Exercise requirements
Reproduce the records below in full and without edits, omitting images.

── Data under study ──

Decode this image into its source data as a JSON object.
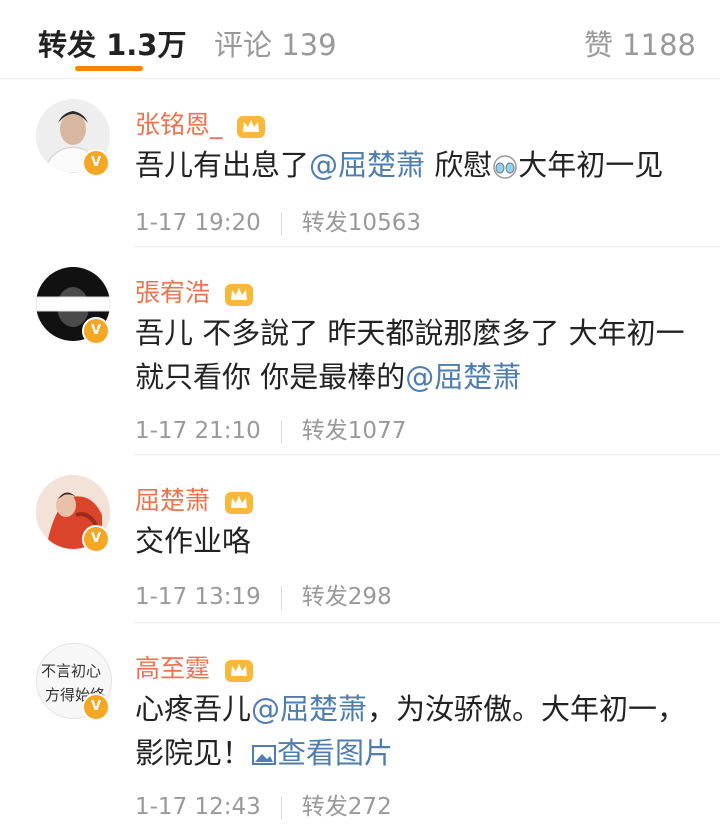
{
  "tabs": {
    "reposts": "转发 1.3万",
    "comments": "评论 139",
    "likes": "赞 1188"
  },
  "items": [
    {
      "name": "张铭恩_",
      "text_before": "吾儿有出息了",
      "mention": "@屈楚萧",
      "text_mid": " 欣慰",
      "emoji": "tears-of-joy-icon",
      "text_after": "大年初一见",
      "time": "1-17 19:20",
      "reposts": "转发10563"
    },
    {
      "name": "張宥浩",
      "text_before": "吾儿 不多說了 昨天都說那麼多了 大年初一就只看你 你是最棒的",
      "mention": "@屈楚萧",
      "time": "1-17 21:10",
      "reposts": "转发1077"
    },
    {
      "name": "屈楚萧",
      "text_before": "交作业咯",
      "time": "1-17 13:19",
      "reposts": "转发298"
    },
    {
      "name": "高至霆",
      "text_before": "心疼吾儿",
      "mention": "@屈楚萧",
      "text_after": "，为汝骄傲。大年初一，影院见！",
      "link_icon": "image-icon",
      "link": "查看图片",
      "time": "1-17 12:43",
      "reposts": "转发272",
      "avatar_text": [
        "不言初心",
        "方得始终"
      ]
    }
  ],
  "colors": {
    "accent": "#ff8200",
    "username": "#eb7350",
    "link": "#507daf",
    "verified_badge": "#f5a623"
  }
}
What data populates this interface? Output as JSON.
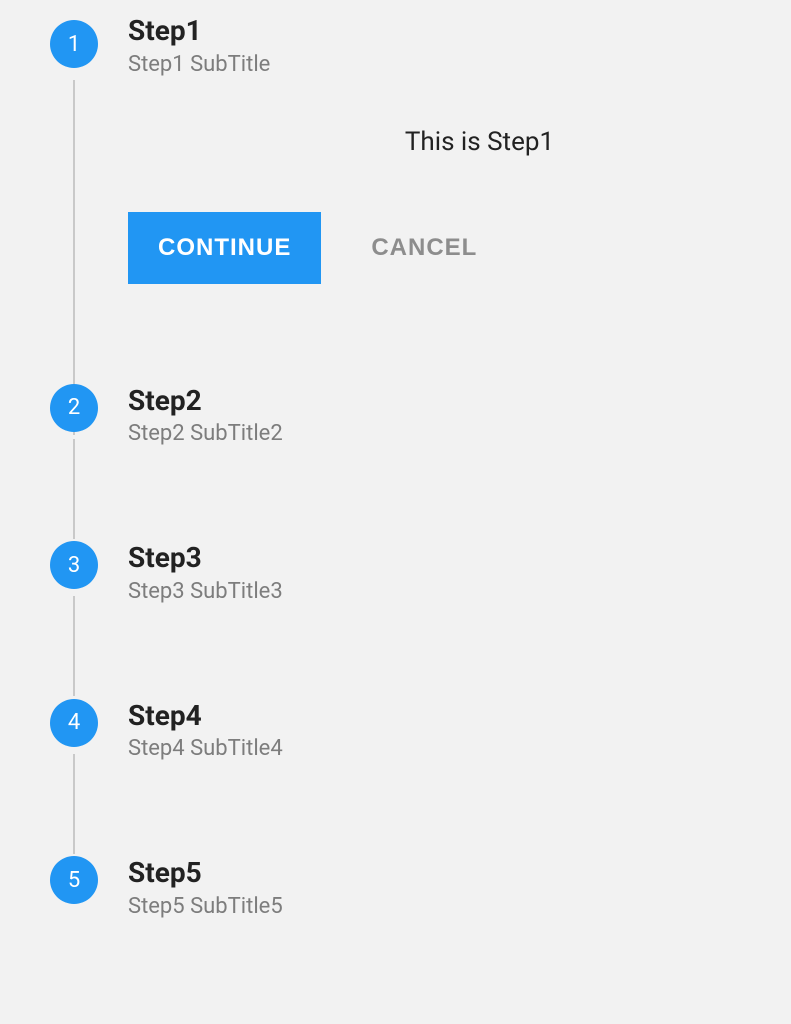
{
  "colors": {
    "accent": "#2196f3"
  },
  "stepper": {
    "active": 0,
    "steps": [
      {
        "number": "1",
        "title": "Step1",
        "subtitle": "Step1 SubTitle",
        "content": "This is Step1"
      },
      {
        "number": "2",
        "title": "Step2",
        "subtitle": "Step2 SubTitle2"
      },
      {
        "number": "3",
        "title": "Step3",
        "subtitle": "Step3 SubTitle3"
      },
      {
        "number": "4",
        "title": "Step4",
        "subtitle": "Step4 SubTitle4"
      },
      {
        "number": "5",
        "title": "Step5",
        "subtitle": "Step5 SubTitle5"
      }
    ],
    "buttons": {
      "continue": "CONTINUE",
      "cancel": "CANCEL"
    }
  }
}
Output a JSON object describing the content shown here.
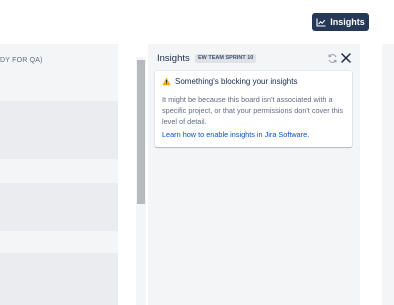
{
  "toolbar": {
    "insights_button_label": "Insights",
    "insights_button_icon": "chart-line-icon",
    "insights_button_color": "#253858"
  },
  "board": {
    "left_column_header": "DY FOR QA)"
  },
  "insights_panel": {
    "title": "Insights",
    "sprint_badge": "EW TEAM SPRINT 10",
    "refresh_icon": "refresh-icon",
    "close_icon": "close-icon",
    "message": {
      "icon": "warning-icon",
      "icon_color": "#ffab00",
      "title": "Something's blocking your insights",
      "body": "It might be because this board isn't associated with a specific project, or that your permissions don't cover this level of detail.",
      "link_text": "Learn how to enable insights in Jira Software.",
      "link_color": "#0052cc"
    }
  }
}
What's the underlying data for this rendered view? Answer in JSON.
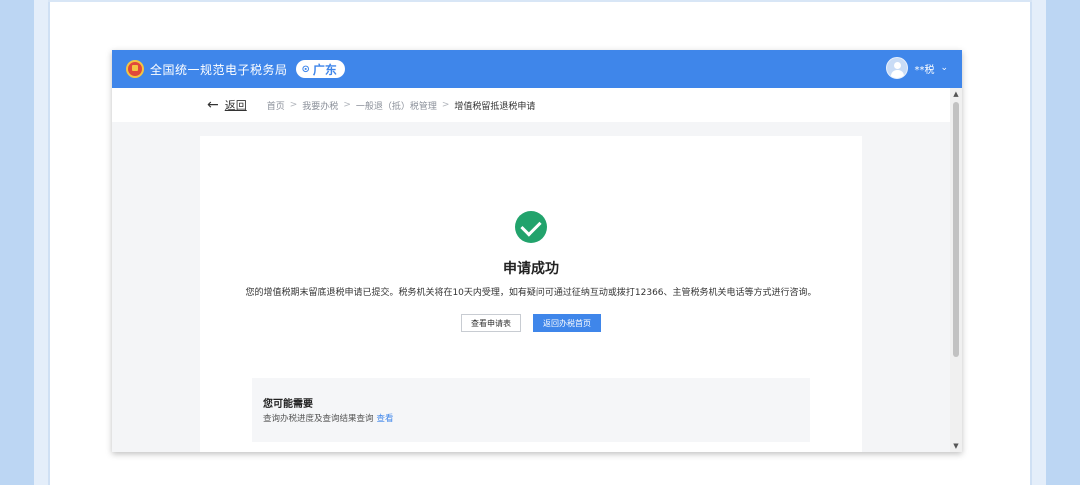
{
  "header": {
    "site_title": "全国统一规范电子税务局",
    "region": "广东",
    "user_name": "**税"
  },
  "nav": {
    "back_label": "返回",
    "breadcrumbs": [
      "首页",
      "我要办税",
      "一般退（抵）税管理",
      "增值税留抵退税申请"
    ]
  },
  "result": {
    "title": "申请成功",
    "description": "您的增值税期末留底退税申请已提交。税务机关将在10天内受理，如有疑问可通过征纳互动或拨打12366、主管税务机关电话等方式进行咨询。",
    "buttons": {
      "view_form": "查看申请表",
      "back_home": "返回办税首页"
    }
  },
  "suggestions": {
    "title": "您可能需要",
    "item_text": "查询办税进度及查询结果查询",
    "item_link": "查看"
  },
  "colors": {
    "brand_blue": "#3f86ea",
    "success_green": "#22a36c"
  }
}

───

Solved problem
Decode this image into its source data as a JSON object.
{
  "tabs": {
    "reposts": "转发 1.3万",
    "comments": "评论 139",
    "likes": "赞 1188"
  },
  "items": [
    {
      "name": "张铭恩_",
      "text_before": "吾儿有出息了",
      "mention": "@屈楚萧",
      "text_mid": " 欣慰",
      "emoji": "tears-of-joy-icon",
      "text_after": "大年初一见",
      "time": "1-17 19:20",
      "reposts": "转发10563"
    },
    {
      "name": "張宥浩",
      "text_before": "吾儿 不多說了 昨天都說那麼多了 大年初一就只看你 你是最棒的",
      "mention": "@屈楚萧",
      "time": "1-17 21:10",
      "reposts": "转发1077"
    },
    {
      "name": "屈楚萧",
      "text_before": "交作业咯",
      "time": "1-17 13:19",
      "reposts": "转发298"
    },
    {
      "name": "高至霆",
      "text_before": "心疼吾儿",
      "mention": "@屈楚萧",
      "text_after": "，为汝骄傲。大年初一，影院见！",
      "link_icon": "image-icon",
      "link": "查看图片",
      "time": "1-17 12:43",
      "reposts": "转发272",
      "avatar_text": [
        "不言初心",
        "方得始终"
      ]
    }
  ],
  "colors": {
    "accent": "#ff8200",
    "username": "#eb7350",
    "link": "#507daf",
    "verified_badge": "#f5a623"
  }
}
What data populates this interface? Output as JSON.
{
  "colors": {
    "accent": "#2196f3"
  },
  "stepper": {
    "active": 0,
    "steps": [
      {
        "number": "1",
        "title": "Step1",
        "subtitle": "Step1 SubTitle",
        "content": "This is Step1"
      },
      {
        "number": "2",
        "title": "Step2",
        "subtitle": "Step2 SubTitle2"
      },
      {
        "number": "3",
        "title": "Step3",
        "subtitle": "Step3 SubTitle3"
      },
      {
        "number": "4",
        "title": "Step4",
        "subtitle": "Step4 SubTitle4"
      },
      {
        "number": "5",
        "title": "Step5",
        "subtitle": "Step5 SubTitle5"
      }
    ],
    "buttons": {
      "continue": "CONTINUE",
      "cancel": "CANCEL"
    }
  }
}
Output a JSON object describing the content shown here.
{
  "toolbar": {
    "insights_button_label": "Insights",
    "insights_button_icon": "chart-line-icon",
    "insights_button_color": "#253858"
  },
  "board": {
    "left_column_header": "DY FOR QA)"
  },
  "insights_panel": {
    "title": "Insights",
    "sprint_badge": "EW TEAM SPRINT 10",
    "refresh_icon": "refresh-icon",
    "close_icon": "close-icon",
    "message": {
      "icon": "warning-icon",
      "icon_color": "#ffab00",
      "title": "Something's blocking your insights",
      "body": "It might be because this board isn't associated with a specific project, or that your permissions don't cover this level of detail.",
      "link_text": "Learn how to enable insights in Jira Software.",
      "link_color": "#0052cc"
    }
  }
}
What's the underlying data for this rendered view? Answer in JSON.
{
  "header": {
    "site_title": "全国统一规范电子税务局",
    "region": "广东",
    "user_name": "**税"
  },
  "nav": {
    "back_label": "返回",
    "breadcrumbs": [
      "首页",
      "我要办税",
      "一般退（抵）税管理",
      "增值税留抵退税申请"
    ]
  },
  "result": {
    "title": "申请成功",
    "description": "您的增值税期末留底退税申请已提交。税务机关将在10天内受理，如有疑问可通过征纳互动或拨打12366、主管税务机关电话等方式进行咨询。",
    "buttons": {
      "view_form": "查看申请表",
      "back_home": "返回办税首页"
    }
  },
  "suggestions": {
    "title": "您可能需要",
    "item_text": "查询办税进度及查询结果查询",
    "item_link": "查看"
  },
  "colors": {
    "brand_blue": "#3f86ea",
    "success_green": "#22a36c"
  }
}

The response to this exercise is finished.